Those sums, detailed in a new report by the Council for Aid to Education, show that even as Congress presses wealthy colleges and universities to spend more of their endowments, they continue on a fund-raising streak that will widen the wealth gap in higher education.

In all, colleges and universities raised about $30 billion, 6 percent more than the previous year. But nearly one-third of that increase — $518 million — went to just 20 institutions.

Those 20 campuses raised a total of almost $7.7 billion — or more than a quarter of all giving to colleges and universities, the council said. The top 20 represent fewer than 1 percent of the nation’s institutions of higher education.

Four universities — the University of Southern California, Johns Hopkins, Columbia and Cornell — raised $400 million to $500 million each. Eight others drew $300 million to $400 million, according to the study, which is being released on Wednesday.

The numbers are sure to fuel the unease of those who argue that universities are turning into fund-raising machines, with university presidents spending more and more of their time cultivating donors, aided by development teams, consultants and marketers who scour alumni lists.

“It’s great that people feel connected with the colleges they attended and want be part of their long-term health and success,” said Cary Nelson, an English professor at the University of Illinois at Urbana-Champaign and president of the American Association of University Professors.

“But Harvard could buy and sell a number of countries around the globe,” he said. “It could pay the tuition of all its undergraduates, and its endowment would still grow.
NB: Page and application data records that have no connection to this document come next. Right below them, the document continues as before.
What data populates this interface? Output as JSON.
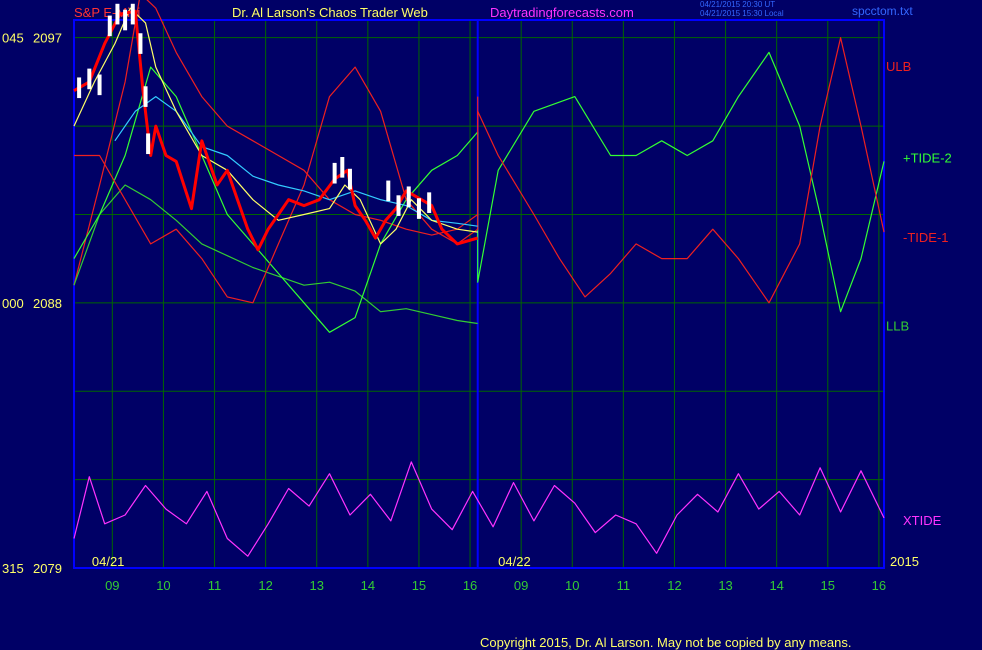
{
  "header": {
    "symbol": "S&P E-Mini",
    "title": "Dr. Al Larson's Chaos Trader Web",
    "site": "Daytradingforecasts.com",
    "stamp_ut": "04/21/2015 20:30 UT",
    "stamp_local": "04/21/2015 15:30 Local",
    "file": "spcctom.txt"
  },
  "colors": {
    "background": "#000066",
    "frame": "#0000ff",
    "grid": "#006600",
    "header_red": "#ff3333",
    "header_yellow": "#ffff66",
    "header_magenta": "#ff33ff",
    "price_red": "#ff0000",
    "price_white": "#ffffff",
    "ulb": "#ee2020",
    "llb": "#33cc33",
    "tide_plus": "#33ff33",
    "tide_minus": "#ee2020",
    "xtide": "#ff33ff",
    "cyan": "#33ccff",
    "yellow": "#ffff66"
  },
  "chart_data": {
    "type": "line",
    "title": "S&P E-Mini",
    "ylim": [
      2079,
      2097.6
    ],
    "y_ticks": [
      {
        "value": 2097,
        "label": "2097",
        "prefix": "045"
      },
      {
        "value": 2088,
        "label": "2088",
        "prefix": "000"
      },
      {
        "value": 2079,
        "label": "2079",
        "prefix": "315"
      }
    ],
    "x_hours": [
      "09",
      "10",
      "11",
      "12",
      "13",
      "14",
      "15",
      "16",
      "09",
      "10",
      "11",
      "12",
      "13",
      "14",
      "15",
      "16"
    ],
    "x_hour_positions": [
      0.75,
      1.75,
      2.75,
      3.75,
      4.75,
      5.75,
      6.75,
      7.75,
      8.75,
      9.75,
      10.75,
      11.75,
      12.75,
      13.75,
      14.75,
      15.75
    ],
    "dates": [
      {
        "label": "04/21",
        "x": 0.35
      },
      {
        "label": "04/22",
        "x": 8.3
      }
    ],
    "year_label": "2015",
    "xlim": [
      0,
      15.85
    ],
    "divider_x": 7.9,
    "series": [
      {
        "name": "ULB",
        "color_key": "ulb",
        "label_y": 2096,
        "points": [
          [
            0,
            2088.6
          ],
          [
            0.5,
            2092
          ],
          [
            1,
            2095.5
          ],
          [
            1.3,
            2098.5
          ],
          [
            1.6,
            2098
          ],
          [
            2,
            2096.5
          ],
          [
            2.5,
            2095
          ],
          [
            3,
            2094
          ],
          [
            3.5,
            2093.5
          ],
          [
            4,
            2093
          ],
          [
            4.5,
            2092.5
          ],
          [
            5,
            2091.5
          ],
          [
            5.5,
            2091
          ],
          [
            6,
            2090.8
          ],
          [
            6.5,
            2090.5
          ],
          [
            7,
            2090.3
          ],
          [
            7.5,
            2090.5
          ],
          [
            7.9,
            2091
          ],
          [
            7.9,
            2095
          ]
        ]
      },
      {
        "name": "LLB",
        "color_key": "llb",
        "label_y": 2087.2,
        "points": [
          [
            0,
            2088.6
          ],
          [
            0.5,
            2091
          ],
          [
            1,
            2092
          ],
          [
            1.5,
            2091.5
          ],
          [
            2,
            2090.8
          ],
          [
            2.5,
            2090
          ],
          [
            3,
            2089.6
          ],
          [
            3.5,
            2089.2
          ],
          [
            4,
            2088.9
          ],
          [
            4.5,
            2088.6
          ],
          [
            5,
            2088.7
          ],
          [
            5.5,
            2088.4
          ],
          [
            6,
            2087.7
          ],
          [
            6.5,
            2087.8
          ],
          [
            7,
            2087.6
          ],
          [
            7.5,
            2087.4
          ],
          [
            7.9,
            2087.3
          ]
        ]
      },
      {
        "name": "+TIDE-2",
        "color_key": "tide_plus",
        "label_y": 2092.9,
        "points": [
          [
            0,
            2089.5
          ],
          [
            0.5,
            2091
          ],
          [
            1,
            2093
          ],
          [
            1.5,
            2096
          ],
          [
            2,
            2095
          ],
          [
            2.5,
            2093
          ],
          [
            3,
            2091
          ],
          [
            3.5,
            2090
          ],
          [
            4,
            2089
          ],
          [
            4.5,
            2088
          ],
          [
            5,
            2087
          ],
          [
            5.5,
            2087.5
          ],
          [
            6,
            2090
          ],
          [
            6.5,
            2091.5
          ],
          [
            7,
            2092.5
          ],
          [
            7.5,
            2093
          ],
          [
            7.9,
            2093.8
          ],
          [
            7.9,
            2088.7
          ],
          [
            8.3,
            2092.5
          ],
          [
            9,
            2094.5
          ],
          [
            9.8,
            2095
          ],
          [
            10.5,
            2093
          ],
          [
            11,
            2093
          ],
          [
            11.5,
            2093.5
          ],
          [
            12,
            2093
          ],
          [
            12.5,
            2093.5
          ],
          [
            13,
            2095
          ],
          [
            13.6,
            2096.5
          ],
          [
            14.2,
            2094
          ],
          [
            14.6,
            2091
          ],
          [
            15,
            2087.7
          ],
          [
            15.4,
            2089.5
          ],
          [
            15.85,
            2092.8
          ]
        ]
      },
      {
        "name": "-TIDE-1",
        "color_key": "tide_minus",
        "label_y": 2090.2,
        "points": [
          [
            0,
            2093
          ],
          [
            0.5,
            2093
          ],
          [
            1,
            2091.5
          ],
          [
            1.5,
            2090
          ],
          [
            2,
            2090.5
          ],
          [
            2.5,
            2089.5
          ],
          [
            3,
            2088.2
          ],
          [
            3.5,
            2088
          ],
          [
            4,
            2090
          ],
          [
            4.5,
            2092
          ],
          [
            5,
            2095
          ],
          [
            5.5,
            2096
          ],
          [
            6,
            2094.5
          ],
          [
            6.5,
            2091.5
          ],
          [
            7,
            2090.5
          ],
          [
            7.5,
            2090
          ],
          [
            7.9,
            2090.5
          ],
          [
            7.9,
            2094.5
          ],
          [
            8.3,
            2093
          ],
          [
            9,
            2091
          ],
          [
            9.5,
            2089.5
          ],
          [
            10,
            2088.2
          ],
          [
            10.5,
            2089
          ],
          [
            11,
            2090
          ],
          [
            11.5,
            2089.5
          ],
          [
            12,
            2089.5
          ],
          [
            12.5,
            2090.5
          ],
          [
            13,
            2089.5
          ],
          [
            13.6,
            2088
          ],
          [
            14.2,
            2090
          ],
          [
            14.6,
            2094
          ],
          [
            15,
            2097
          ],
          [
            15.4,
            2094
          ],
          [
            15.85,
            2090.4
          ]
        ]
      },
      {
        "name": "XTIDE",
        "color_key": "xtide",
        "label_y": 2080.6,
        "points": [
          [
            0,
            2080
          ],
          [
            0.3,
            2082.1
          ],
          [
            0.6,
            2080.5
          ],
          [
            1,
            2080.8
          ],
          [
            1.4,
            2081.8
          ],
          [
            1.8,
            2081
          ],
          [
            2.2,
            2080.5
          ],
          [
            2.6,
            2081.6
          ],
          [
            3,
            2080
          ],
          [
            3.4,
            2079.4
          ],
          [
            3.8,
            2080.5
          ],
          [
            4.2,
            2081.7
          ],
          [
            4.6,
            2081.1
          ],
          [
            5,
            2082.2
          ],
          [
            5.4,
            2080.8
          ],
          [
            5.8,
            2081.5
          ],
          [
            6.2,
            2080.6
          ],
          [
            6.6,
            2082.6
          ],
          [
            7,
            2081
          ],
          [
            7.4,
            2080.3
          ],
          [
            7.8,
            2081.6
          ],
          [
            8.2,
            2080.4
          ],
          [
            8.6,
            2081.9
          ],
          [
            9,
            2080.6
          ],
          [
            9.4,
            2081.8
          ],
          [
            9.8,
            2081.2
          ],
          [
            10.2,
            2080.2
          ],
          [
            10.6,
            2080.8
          ],
          [
            11,
            2080.5
          ],
          [
            11.4,
            2079.5
          ],
          [
            11.8,
            2080.8
          ],
          [
            12.2,
            2081.5
          ],
          [
            12.6,
            2080.9
          ],
          [
            13,
            2082.2
          ],
          [
            13.4,
            2081
          ],
          [
            13.8,
            2081.6
          ],
          [
            14.2,
            2080.8
          ],
          [
            14.6,
            2082.4
          ],
          [
            15,
            2080.9
          ],
          [
            15.4,
            2082.3
          ],
          [
            15.85,
            2080.7
          ]
        ]
      },
      {
        "name": "",
        "color_key": "cyan",
        "points": [
          [
            0.8,
            2093.5
          ],
          [
            1.2,
            2094.5
          ],
          [
            1.6,
            2095
          ],
          [
            2,
            2094.5
          ],
          [
            2.5,
            2093.3
          ],
          [
            3,
            2093
          ],
          [
            3.5,
            2092.3
          ],
          [
            4,
            2092
          ],
          [
            4.5,
            2091.8
          ],
          [
            5,
            2091.5
          ],
          [
            5.5,
            2091.8
          ],
          [
            6,
            2091.5
          ],
          [
            6.5,
            2091.3
          ],
          [
            7,
            2090.8
          ],
          [
            7.5,
            2090.7
          ],
          [
            7.9,
            2090.6
          ]
        ]
      },
      {
        "name": "",
        "color_key": "yellow",
        "points": [
          [
            0,
            2094
          ],
          [
            0.4,
            2095.5
          ],
          [
            0.8,
            2096.8
          ],
          [
            1.1,
            2098
          ],
          [
            1.4,
            2097.5
          ],
          [
            1.6,
            2096
          ],
          [
            2,
            2094.5
          ],
          [
            2.5,
            2093
          ],
          [
            3,
            2092.5
          ],
          [
            3.5,
            2091.5
          ],
          [
            4,
            2090.8
          ],
          [
            4.5,
            2091
          ],
          [
            5,
            2091.2
          ],
          [
            5.3,
            2092
          ],
          [
            5.6,
            2091.5
          ],
          [
            6,
            2090
          ],
          [
            6.3,
            2090.5
          ],
          [
            6.6,
            2091.5
          ],
          [
            7,
            2090.8
          ],
          [
            7.5,
            2090.5
          ],
          [
            7.9,
            2090.4
          ]
        ]
      },
      {
        "name": "",
        "color_key": "price_red",
        "kind": "price",
        "points": [
          [
            0,
            2095.2
          ],
          [
            0.3,
            2095.5
          ],
          [
            0.6,
            2096.8
          ],
          [
            0.9,
            2097.8
          ],
          [
            1.2,
            2097.9
          ],
          [
            1.35,
            2095.2
          ],
          [
            1.5,
            2093
          ],
          [
            1.6,
            2094
          ],
          [
            1.8,
            2093
          ],
          [
            2,
            2092.8
          ],
          [
            2.3,
            2091.2
          ],
          [
            2.5,
            2093.5
          ],
          [
            2.8,
            2092
          ],
          [
            3,
            2092.5
          ],
          [
            3.2,
            2091.5
          ],
          [
            3.4,
            2090.5
          ],
          [
            3.6,
            2089.8
          ],
          [
            3.8,
            2090.5
          ],
          [
            4,
            2091
          ],
          [
            4.2,
            2091.5
          ],
          [
            4.5,
            2091.3
          ],
          [
            4.8,
            2091.5
          ],
          [
            5.1,
            2092.2
          ],
          [
            5.35,
            2092.5
          ],
          [
            5.5,
            2091.3
          ],
          [
            5.7,
            2090.8
          ],
          [
            5.9,
            2090.2
          ],
          [
            6.1,
            2090.8
          ],
          [
            6.3,
            2091.2
          ],
          [
            6.5,
            2091.8
          ],
          [
            6.8,
            2091.5
          ],
          [
            7,
            2091.3
          ],
          [
            7.2,
            2090.5
          ],
          [
            7.5,
            2090
          ],
          [
            7.9,
            2090.2
          ]
        ]
      },
      {
        "name": "",
        "color_key": "price_white",
        "kind": "bars",
        "points": [
          [
            0.1,
            2095.3
          ],
          [
            0.3,
            2095.6
          ],
          [
            0.5,
            2095.4
          ],
          [
            0.7,
            2097.4
          ],
          [
            0.85,
            2097.8
          ],
          [
            1,
            2097.6
          ],
          [
            1.15,
            2097.8
          ],
          [
            1.3,
            2096.8
          ],
          [
            1.4,
            2095
          ],
          [
            1.45,
            2093.4
          ],
          [
            5.1,
            2092.4
          ],
          [
            5.25,
            2092.6
          ],
          [
            5.4,
            2092.2
          ],
          [
            6.15,
            2091.8
          ],
          [
            6.35,
            2091.3
          ],
          [
            6.55,
            2091.6
          ],
          [
            6.75,
            2091.2
          ],
          [
            6.95,
            2091.4
          ]
        ]
      }
    ]
  },
  "legend_labels": {
    "ulb": "ULB",
    "tide_plus": "+TIDE-2",
    "tide_minus": "-TIDE-1",
    "llb": "LLB",
    "xtide": "XTIDE"
  },
  "footer": {
    "copyright": "Copyright 2015, Dr. Al Larson. May not be copied by any means."
  }
}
It is time for wealthy colleges and universities to begin asking themselves what their broader social responsibilities are.”

John Longbrake, a Harvard spokesman, defended the way the university uses its financial resources. “Harvard and many other universities make enormous contributions to our nation in research, scholarship, medicine and the arts due in large part to the resources we raise and invest,” he said.
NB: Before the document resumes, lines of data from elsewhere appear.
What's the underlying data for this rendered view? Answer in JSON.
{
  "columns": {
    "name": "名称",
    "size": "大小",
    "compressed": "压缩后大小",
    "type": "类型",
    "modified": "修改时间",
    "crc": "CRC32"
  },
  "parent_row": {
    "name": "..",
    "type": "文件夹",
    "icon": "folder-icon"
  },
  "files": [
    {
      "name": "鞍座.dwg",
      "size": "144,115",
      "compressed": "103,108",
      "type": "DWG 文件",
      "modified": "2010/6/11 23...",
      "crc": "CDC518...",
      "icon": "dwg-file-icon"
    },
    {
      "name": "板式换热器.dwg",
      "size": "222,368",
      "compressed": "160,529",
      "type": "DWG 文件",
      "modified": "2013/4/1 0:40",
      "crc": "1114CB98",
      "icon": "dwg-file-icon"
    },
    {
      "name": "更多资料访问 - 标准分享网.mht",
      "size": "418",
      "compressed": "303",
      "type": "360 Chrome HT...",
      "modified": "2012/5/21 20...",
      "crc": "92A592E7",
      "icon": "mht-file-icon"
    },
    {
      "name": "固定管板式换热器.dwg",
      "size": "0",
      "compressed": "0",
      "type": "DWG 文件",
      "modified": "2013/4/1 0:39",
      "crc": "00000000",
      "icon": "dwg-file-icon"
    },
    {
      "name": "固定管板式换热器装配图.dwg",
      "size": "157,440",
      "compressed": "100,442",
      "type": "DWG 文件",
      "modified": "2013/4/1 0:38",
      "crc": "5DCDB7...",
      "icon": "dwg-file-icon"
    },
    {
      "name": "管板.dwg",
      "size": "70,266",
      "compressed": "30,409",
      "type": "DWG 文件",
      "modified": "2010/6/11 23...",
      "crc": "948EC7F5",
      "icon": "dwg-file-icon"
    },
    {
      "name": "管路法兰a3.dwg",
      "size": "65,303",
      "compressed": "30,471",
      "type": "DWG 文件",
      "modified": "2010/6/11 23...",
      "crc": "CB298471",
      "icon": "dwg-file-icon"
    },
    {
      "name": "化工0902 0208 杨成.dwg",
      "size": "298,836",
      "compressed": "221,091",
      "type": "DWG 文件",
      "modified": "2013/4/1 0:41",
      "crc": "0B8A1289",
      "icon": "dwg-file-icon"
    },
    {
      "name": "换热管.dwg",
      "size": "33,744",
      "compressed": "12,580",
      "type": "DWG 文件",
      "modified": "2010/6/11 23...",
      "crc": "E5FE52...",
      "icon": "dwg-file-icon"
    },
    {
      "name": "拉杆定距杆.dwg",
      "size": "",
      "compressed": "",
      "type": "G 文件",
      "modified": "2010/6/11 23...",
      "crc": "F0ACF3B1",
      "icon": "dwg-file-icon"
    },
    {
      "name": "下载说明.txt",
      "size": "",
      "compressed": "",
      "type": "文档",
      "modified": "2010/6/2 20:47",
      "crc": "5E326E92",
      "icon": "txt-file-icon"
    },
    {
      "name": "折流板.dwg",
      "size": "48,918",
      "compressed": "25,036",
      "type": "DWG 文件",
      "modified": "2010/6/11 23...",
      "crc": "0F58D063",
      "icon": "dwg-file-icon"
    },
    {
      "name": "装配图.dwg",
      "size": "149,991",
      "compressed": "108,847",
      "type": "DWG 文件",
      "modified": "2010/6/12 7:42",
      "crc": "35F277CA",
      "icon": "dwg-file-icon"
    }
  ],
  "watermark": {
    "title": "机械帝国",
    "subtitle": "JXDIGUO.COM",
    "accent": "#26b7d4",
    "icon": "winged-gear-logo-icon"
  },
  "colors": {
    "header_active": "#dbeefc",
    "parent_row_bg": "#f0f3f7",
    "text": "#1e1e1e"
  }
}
At a time when federal grants and state support have not kept pace with enrollments, public universities also are jumping into the race for gifts and seeking to build endowments. One made the top 10: the University of California, Los Angeles, which received $365 million in private gifts.
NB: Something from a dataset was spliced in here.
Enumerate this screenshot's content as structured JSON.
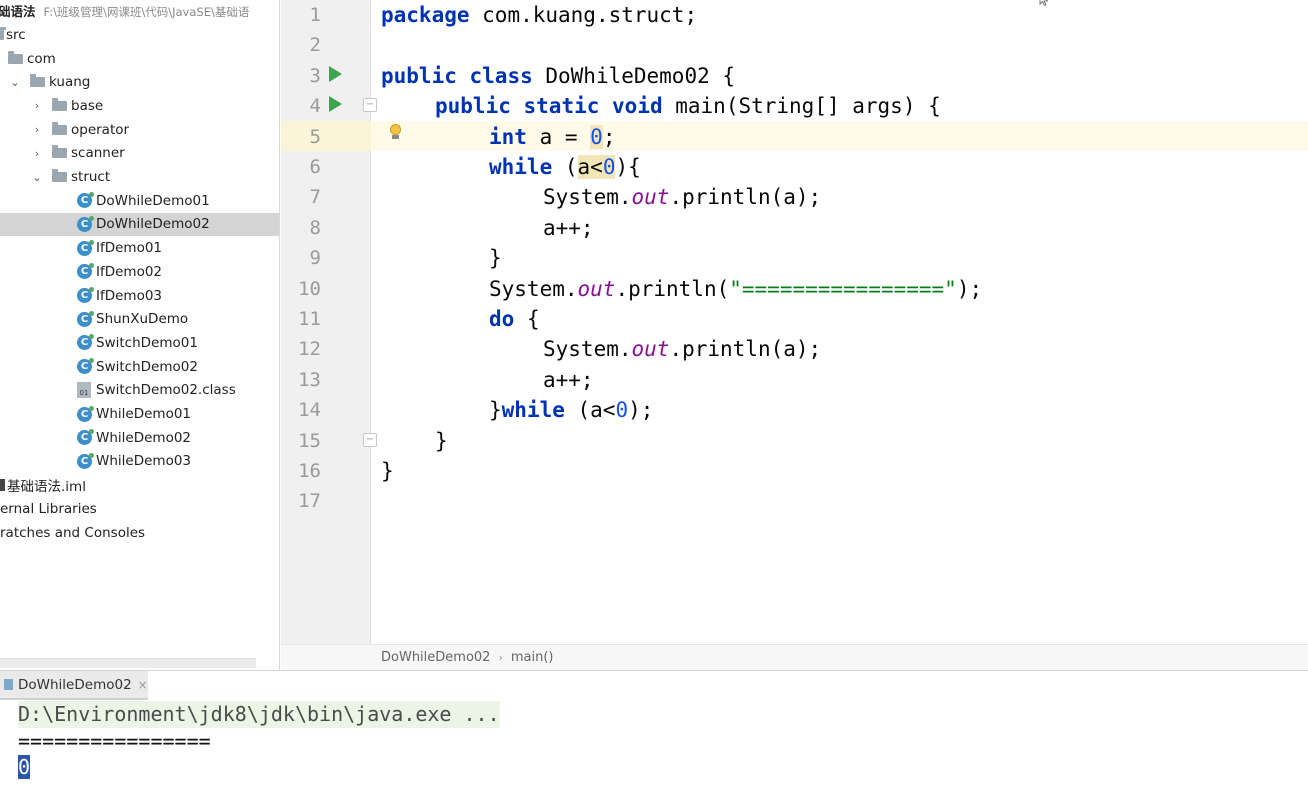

Seven other public universities ranked among the top 20, including universities in Wisconsin, Washington, Michigan, Minnesota, Virginia and Indiana, and the University of California, San Francisco. They each raised $252 million to $325 million. Other public universities lag, though they are starting to pick up some of the fund-raising skills of the powerhouses. At the City University of New York, for example, donations reached $279 million last year, a 39 percent increase over the previous year and three and a half times the total in the 2002 fiscal year.

Officials at the wealthiest universities are unapologetic about their success, saying it shows that donors approve of their goals.

“These are large numbers,” said Martin Shell, vice president for development at Stanford, referring to the university’s donations. “But they are made up of almost 56,000 individual gifts, and that includes many people making $100 gifts and $10 gifts.”

Stanford’s $832 million in donations, which followed $911 million the previous year, reflected a $4.3 billion capital campaign announced in October 2006. Such fund-raising drives are typically periods when gifts rise significantly. Stanford also received some sizable bequests in the past two years, Mr. Shell said.

“Our donors hopefully are feeling very good about how we are making the absolute best use of their philanthropic dollars,” he said. “It is something we take very seriously. There are an unlimited number of very worthwhile causes and needs out there. We feel these needs are real.”

In the past year, some Congressional critics have suggested that colleges and universities should use more of their wealth to reduce tuitions. Many colleges say that their aggressive fund-raising and large endowments allow them to provide more financial aid and to substitute grants for student loans.

The donations were made in the 2007 fiscal year, which for many campuses ended in June.

The council said that 1,023 colleges and universities participated in the survey.

New York Times


Published: February 20, 2008